BUDAPEST (Reuters) – The George Soros Foundation said Tuesday it will close its office in Budapest and move to Berlin, leaving behind "an increasingly repressive political and legal environment" in Hungary.
The pro-democracy group said it moved a day after Prime Minister Viktor Orban's right-wing government announced plans to tighten restrictions on non-governmental organizations, according to a law called "Stop Soros" has been.
Orban, who won a landslide electoral victory last month, repeatedly accused Soros and his organization of encouraging migrants and undermining national culture.
The Soros Open Society Foundations (OSF) said it would continue to support human rights work in Hungary as well as projects in the areas of art, media freedom, transparency, education and health care.
But it would relocate its Budapest-based international operations and staff to Germany.
"The Hungarian government has vilified our country and misrepresented work and oppression of civil society for the sake of political gain, with a tactic unprecedented in the history of the European Union," said OSF President Patrick Gaspard in a statement.
Opposition and human rights groups have long said that an exit from the OSF would mark a milestone in the direction of authoritarian rule in Hungary and violate EU principles – a government-denied indictment.
The Hungarian government spokesman Zoltan Kovacs declined to comment.
Orban has increased its control over the media Allies controlling formerly independent institutions while refusing to accept large numbers of migrants in Hungary have also brought it into conflict with the EU.

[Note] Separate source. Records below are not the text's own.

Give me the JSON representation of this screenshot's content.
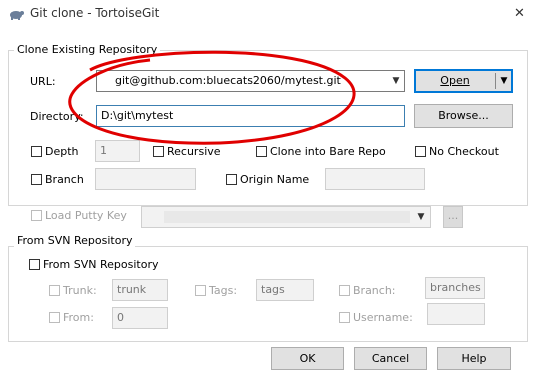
{
  "window": {
    "title": "Git clone - TortoiseGit"
  },
  "clone_group": {
    "label": "Clone Existing Repository",
    "url_label": "URL:",
    "url_value": "git@github.com:bluecats2060/mytest.git",
    "open_label": "Open",
    "directory_label": "Directory:",
    "directory_value": "D:\\git\\mytest",
    "browse_label": "Browse...",
    "depth_label": "Depth",
    "depth_value": "1",
    "recursive_label": "Recursive",
    "bare_label": "Clone into Bare Repo",
    "no_checkout_label": "No Checkout",
    "branch_label": "Branch",
    "origin_label": "Origin Name"
  },
  "putty": {
    "label": "Load Putty Key",
    "browse_label": "..."
  },
  "svn_group": {
    "label": "From SVN Repository",
    "from_svn_label": "From SVN Repository",
    "trunk_label": "Trunk:",
    "trunk_value": "trunk",
    "tags_label": "Tags:",
    "tags_value": "tags",
    "branch_label": "Branch:",
    "branch_value": "branches",
    "from_label": "From:",
    "from_value": "0",
    "username_label": "Username:"
  },
  "buttons": {
    "ok": "OK",
    "cancel": "Cancel",
    "help": "Help"
  },
  "colors": {
    "annotation": "#e00000",
    "focus": "#0078d7"
  }
}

Orban and Soros argued about the 2015 European migration crisis. Orban says that Soros wants to undermine Europe's cultural identity, while the billionaire accused him of leading a mafia state.
Prior to the elections, Orban's political campaign condemned Soros and its activities in support of civil society nationwide on billboards.
The Open Society said the campaign called "anti-Semitic images from World War II". The government has repeatedly denied this.
The NGO law is expected to be one of the first laws passed by the new parliament.
It would allow the Minister of the Interior to ban all non-governmental NGOs that constitute a "national security risk". It would also levy a 25 per cent tax on foreign donations to non-governmental organizations that are moving back.
coverage by Marton Dunai, written by Gergely Szakacs and Krisztina Than; Arrangement by Robert Birsel and Andrew Heavens